Tipping has become ridiculous. A few weeks ago I picked up a takeout meal at a local restaurant.  My receipt advised me that a 10% tip was ____ amount, a 15% tip was _____ amount, and a 20% tip was ____ amount.  I should tip the person at the cash register for handing me my order and taking my payment?  Think again. 

It’s time to draw the line on tipping.  I am going to respect others' social standing, even if they have no respect for their own.

Sunday, September 22, 2013

Tales of Lost Treasure

post card front

Among the family lore handed down are tales of lost treasure.  The treasure was supposedly accumulated by O.A. Robertson while mining for gold. My dad said O.A. didn't trust banks and hid his money.

According to my grandfather, who was prone to stretch the truth for the sake of an interesting story, O.A. Robertson made quite a bundle mining.  Grandpa maintained that O.A. loaned big bucks to his brother's hospital in Missouri. His  brother was Dr. Duncan Robertson who founded a famous hospital. In addition, O.A. was flush enough in the pocket to vacation every winter in Arkansas my grandfather told Dad.

O.A. Robertson and Jenni Johnson Robertson
The attached photos of post cards I found in my grandfather's papers are from O.A. Robertson.  They are written to Jenni Johnson,  his second wife.  The writing indicates that O.A. was sick.  I don't know if he became sick on his vacation or if the hotel catered to men recovering from illnesses. It seems odd that a chance visitor would have his picture taken in front of a hotel, so I am wondering if O.A. stayed at the Jefferson Hotel to recuperate from something.
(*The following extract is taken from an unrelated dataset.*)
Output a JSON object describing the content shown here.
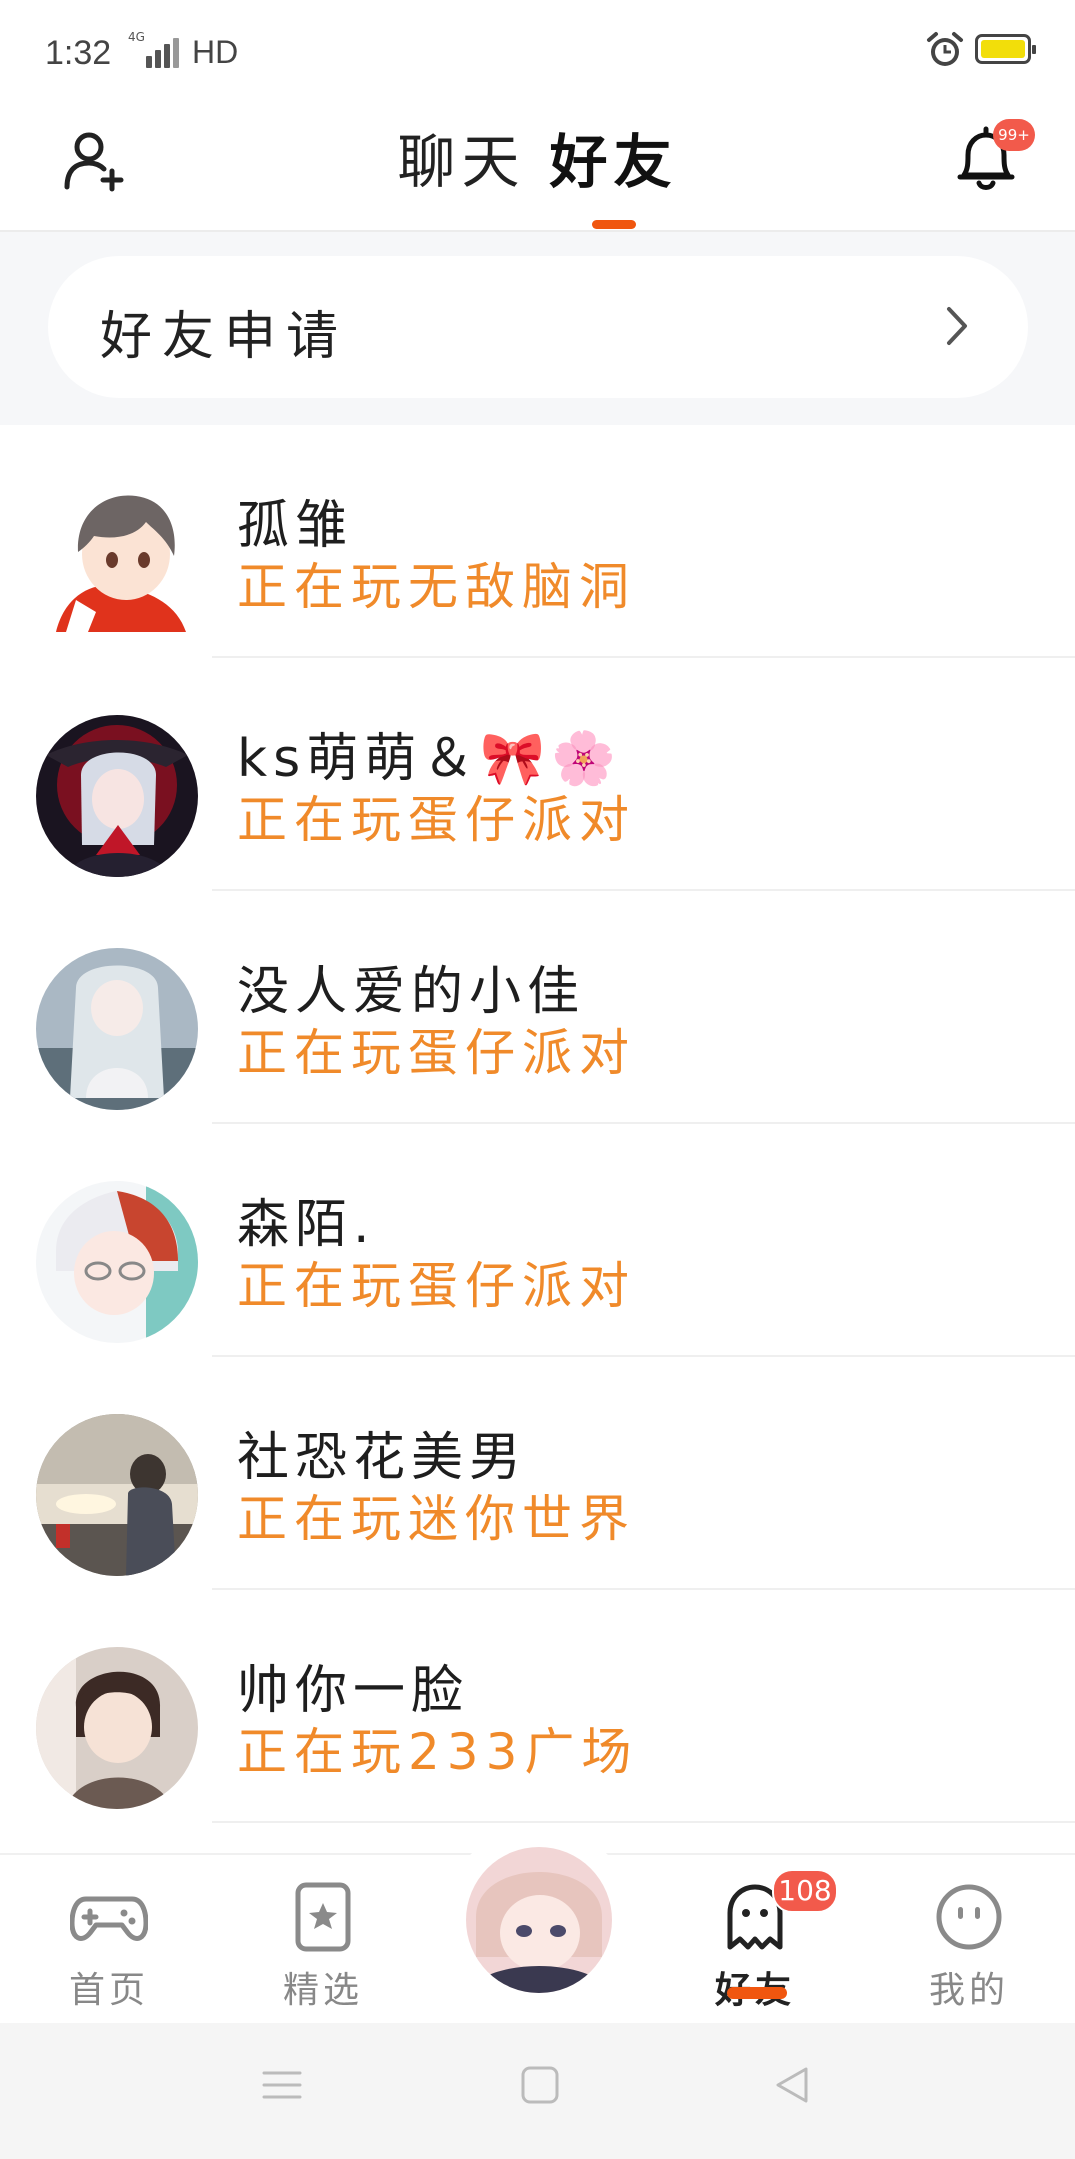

Evidently O.A. recovered from his illness, because he later married Jennie Johnson.  My Dad stated that when O.A. died in June of 1926, he sent for grandpa, O.D. Robertson, to come to his deathbed.  O.A's  purpose in sending for his son was to reveal the whereabouts of the treasure.  O.D. almost killed his horse trying to get there before his dad passed away but didn't make it in time.

According to the story, O.A.'s second wife went to Missouri after his death to collect on the loans, but they were too old. Jennie must have been informed on the location of the treasure because she traveled the world after her husband's death, Dad said. Whatever the truth may be, it does make an interesting story.

Sunday, September 15, 2013

Don't Call Me "Hon"

The old saying is, “Familiarity breeds contempt.”  Lately I’m beginning to think the reverse is the real truth: contempt breeds familiarity.  Several female sales clerks who have decided to address me as “Hon” lately have led me to this conclusion.  Either these clerks harbor an deep affection for all other female members of the human race, or they are getting their jollies annoying them.

You don’t have to be a genius to realize all this familiarity is not affectionate.  Not long a ago, a clerk at the gas station in Dubois, Idaho called me “Hon.” Then noticing my annoyed expression, she escalated to “Sweetheart.”  Clearly, this form of address is hostile.

This irritating famliarity almost never happens at the higher quality stores like the Parrot, Base Camp, or Pan Handler.  But pay for gas at the chain gas station or check out at the local big-box store and all too often a female clerk “Hons" you. Yuck.  These clerks do a great job of living up to the movie stereo-type of a low class, gum chewing kind of babe with a nasal voice and a nail file. 

The best offense is a good defense, according to my football loving husband.  So I am considering what kind of defense to use when I am inappropriately addressed. Would a direct approach be best?  I am considering asking, “What have I done to deserve such disrespect from you?”  Or perhaps, “Since I don’t know your last name, I can safely say our relationship is not that chummy.”  Maybe a reply in kind would get the point across.  Next time I hear, “Here you go, Hon,” I am considering the following responses:

“Thanks a bunch, Snookums.”
“Toodle-oo, Poopsie.”  Or possibly,
"See you later, Lambie Pie."

After all, why should low class clerks have all the fun of irritating people?